Judges don gavels and robes, and are hailed “Your Honor” in droves. They’re opinionators, appointed or elected, endowed by their Framers with certain inalienable powers. Among which is the power to believe that a good icebreaker is to tell jurors to look under their seats for tickets for two to see The Book of Mormon, only for them to find a pencil and a small green Mead spiral notebook on which to take notes, and afterwards inform the same jurors that she was only kidding.
Judges come in all sizes and varieties, which is why they have historically preferred shapeless black robes into which they may conveniently withdraw like a turtle and zip up the fly to preside headless over the courtroom on Halloween. Or to add symbolic gravitas as the Ghost of Christmas Future when admonishing a defendant that the life he was leading was surely to result in ruin.
This is clearly what the defendant is headed toward.
But there’s one thing that they all share: they’re always right, and it’s not just because they’re grown-ups. They’re right because they have the power to be right, until they’re overruled. If Chief Justice Roberts were to publish an opinion which four other Justices joined, stating that the unexpressed intent of the Framers in crafting the Privileges and Immunities Clause of the Constitution was to guarantee that schoolchildren learned that if one were to pull on a duck’s beak hard enough, the duck would safely disengage his beak to reveal a slightly smaller beak underneath and angrily quack at a slightly higher pitch than before, the Privileges and Immunities Clause would mean just that. And henceforth, all over America, lawyers would have to incorporate into their briefs arguments ad quackum to prove to the court that the State had wrested from their clients the fundamental right of a duck to choose its beak size.
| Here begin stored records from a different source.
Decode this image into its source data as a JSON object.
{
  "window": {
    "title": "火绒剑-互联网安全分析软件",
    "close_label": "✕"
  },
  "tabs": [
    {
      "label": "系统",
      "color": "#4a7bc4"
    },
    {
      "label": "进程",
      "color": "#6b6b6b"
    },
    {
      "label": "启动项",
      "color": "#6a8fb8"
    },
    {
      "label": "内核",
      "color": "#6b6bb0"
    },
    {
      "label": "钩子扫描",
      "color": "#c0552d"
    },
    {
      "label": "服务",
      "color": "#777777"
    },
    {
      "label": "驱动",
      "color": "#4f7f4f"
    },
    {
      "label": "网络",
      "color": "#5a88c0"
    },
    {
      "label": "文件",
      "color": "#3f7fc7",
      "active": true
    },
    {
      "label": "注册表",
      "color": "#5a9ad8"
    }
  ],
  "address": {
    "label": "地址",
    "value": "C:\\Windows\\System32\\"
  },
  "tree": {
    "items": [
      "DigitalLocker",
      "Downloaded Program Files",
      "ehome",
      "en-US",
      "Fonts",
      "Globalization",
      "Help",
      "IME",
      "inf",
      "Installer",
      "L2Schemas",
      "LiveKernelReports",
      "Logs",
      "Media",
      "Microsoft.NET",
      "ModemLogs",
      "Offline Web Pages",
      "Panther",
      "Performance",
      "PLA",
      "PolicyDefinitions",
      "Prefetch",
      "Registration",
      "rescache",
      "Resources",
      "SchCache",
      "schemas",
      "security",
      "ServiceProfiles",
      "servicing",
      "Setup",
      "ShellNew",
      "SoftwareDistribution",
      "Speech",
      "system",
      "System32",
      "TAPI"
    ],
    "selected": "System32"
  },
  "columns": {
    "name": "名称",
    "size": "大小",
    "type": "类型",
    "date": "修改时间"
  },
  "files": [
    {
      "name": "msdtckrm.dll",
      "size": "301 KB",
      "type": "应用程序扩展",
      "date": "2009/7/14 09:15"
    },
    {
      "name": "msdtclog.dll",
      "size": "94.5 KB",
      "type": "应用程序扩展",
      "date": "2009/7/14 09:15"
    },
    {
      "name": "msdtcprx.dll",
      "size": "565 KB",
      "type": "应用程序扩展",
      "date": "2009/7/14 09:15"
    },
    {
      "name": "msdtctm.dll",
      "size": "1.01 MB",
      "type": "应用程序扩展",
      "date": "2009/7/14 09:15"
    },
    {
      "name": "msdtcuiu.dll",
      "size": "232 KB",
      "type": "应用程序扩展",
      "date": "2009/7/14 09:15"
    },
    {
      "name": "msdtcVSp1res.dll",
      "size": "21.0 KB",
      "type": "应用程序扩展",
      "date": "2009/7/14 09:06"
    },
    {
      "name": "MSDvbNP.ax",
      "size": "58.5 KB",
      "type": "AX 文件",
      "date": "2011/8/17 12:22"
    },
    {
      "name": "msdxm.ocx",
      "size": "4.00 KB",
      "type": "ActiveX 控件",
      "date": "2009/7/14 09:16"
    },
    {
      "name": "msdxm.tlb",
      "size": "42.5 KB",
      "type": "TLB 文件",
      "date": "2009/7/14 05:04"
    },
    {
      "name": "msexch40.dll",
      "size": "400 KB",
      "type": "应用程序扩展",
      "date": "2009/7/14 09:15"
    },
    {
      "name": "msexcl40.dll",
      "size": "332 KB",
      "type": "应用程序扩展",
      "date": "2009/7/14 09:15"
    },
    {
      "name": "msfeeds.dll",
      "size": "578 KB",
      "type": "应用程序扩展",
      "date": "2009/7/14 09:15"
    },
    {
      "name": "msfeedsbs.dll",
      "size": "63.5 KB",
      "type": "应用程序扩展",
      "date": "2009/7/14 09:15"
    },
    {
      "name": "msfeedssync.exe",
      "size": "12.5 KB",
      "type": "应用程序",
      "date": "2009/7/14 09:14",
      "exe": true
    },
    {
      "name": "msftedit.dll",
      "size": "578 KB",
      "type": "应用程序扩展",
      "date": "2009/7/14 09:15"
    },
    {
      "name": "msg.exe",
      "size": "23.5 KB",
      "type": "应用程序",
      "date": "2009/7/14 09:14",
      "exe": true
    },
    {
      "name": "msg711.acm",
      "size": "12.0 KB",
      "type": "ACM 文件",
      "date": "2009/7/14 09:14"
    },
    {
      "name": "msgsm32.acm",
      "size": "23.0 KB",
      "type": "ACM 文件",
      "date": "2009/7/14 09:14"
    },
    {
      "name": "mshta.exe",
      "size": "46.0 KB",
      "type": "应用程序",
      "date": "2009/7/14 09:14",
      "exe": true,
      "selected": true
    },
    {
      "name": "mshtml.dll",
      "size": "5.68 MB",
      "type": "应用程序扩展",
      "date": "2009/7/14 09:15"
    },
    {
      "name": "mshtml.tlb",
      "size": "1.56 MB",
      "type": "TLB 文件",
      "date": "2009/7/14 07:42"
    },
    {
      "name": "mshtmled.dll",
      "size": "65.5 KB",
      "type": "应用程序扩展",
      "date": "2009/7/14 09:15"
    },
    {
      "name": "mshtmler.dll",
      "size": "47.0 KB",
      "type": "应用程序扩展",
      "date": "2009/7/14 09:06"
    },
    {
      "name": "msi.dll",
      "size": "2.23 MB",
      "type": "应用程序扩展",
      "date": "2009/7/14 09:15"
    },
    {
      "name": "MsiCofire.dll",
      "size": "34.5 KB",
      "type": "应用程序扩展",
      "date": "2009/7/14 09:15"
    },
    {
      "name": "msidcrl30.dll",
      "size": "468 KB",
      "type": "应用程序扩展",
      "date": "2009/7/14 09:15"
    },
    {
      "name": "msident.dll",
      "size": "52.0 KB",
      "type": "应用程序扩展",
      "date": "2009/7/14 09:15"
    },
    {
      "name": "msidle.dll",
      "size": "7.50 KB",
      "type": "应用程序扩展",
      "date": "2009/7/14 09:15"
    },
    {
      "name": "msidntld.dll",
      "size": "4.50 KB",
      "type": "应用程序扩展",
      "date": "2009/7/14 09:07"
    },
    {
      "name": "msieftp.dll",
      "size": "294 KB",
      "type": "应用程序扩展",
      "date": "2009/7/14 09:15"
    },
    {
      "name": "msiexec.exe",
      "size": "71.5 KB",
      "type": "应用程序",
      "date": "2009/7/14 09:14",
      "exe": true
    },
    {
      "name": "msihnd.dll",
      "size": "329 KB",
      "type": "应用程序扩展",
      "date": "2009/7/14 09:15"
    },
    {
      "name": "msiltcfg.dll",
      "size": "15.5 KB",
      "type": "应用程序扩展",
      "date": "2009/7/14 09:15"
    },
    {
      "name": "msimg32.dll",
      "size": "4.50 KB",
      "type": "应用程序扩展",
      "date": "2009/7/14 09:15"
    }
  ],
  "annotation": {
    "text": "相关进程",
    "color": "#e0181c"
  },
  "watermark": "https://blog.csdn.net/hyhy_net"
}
Sure, all judges judge, but not all with the same power. Lower court judges always have to deal with disappointed parties tattling on them to the principal appellate court’s office, sniffling about how this or that judge abused his discretion, then called them names, and made faces during closing argument, and acted like he didn’t mean it when he said “decedent” instead of “defendant.” Most likely, though, the appellate court will defer to the lower court’s findings of fact, as opposed to law. Appellate courts like to consider themselves further up the steps of Sinai than lower courts, and therefore are better equipped to read the tables of law. They know how busy lower court judges can be with just establishing the factual record–all those objections, witnesses, jurors, and the noise, noise, noise of lawyers falling in love with their own voices. With none of the facts to worry about, appellate judges can just concentrate on developing and applying legal doctrines.
Normally, appellate judges read the briefs of the parties before tearing them apart during oral argument in open court. They love to interrupt and catch lawyers off guard with absurd hypotheticals to test their positions, like “Would a sixteen-year-old Alexander Hamilton prefer Street Fighter to Mortal Kombat?”, “Is this font midnight gray or battleship gray?”, “Does this robe make me look fat?”, and “Are you shook up, are you nervous?”
One thing all judges have in common are law clerks, the unsung Racer Xs of the legal world. While judges are dedicating a monument, exhorting college graduates at commemoration that the job market will pick up, or golfing with senators fishing for advisory opinions, law clerks are researching cases and drafting legal orders and opinions for the judge to sign off on. Judges rely extensively on law clerks for legal counsel and ghost writing so that judges can focus on what they do best: acting judicial.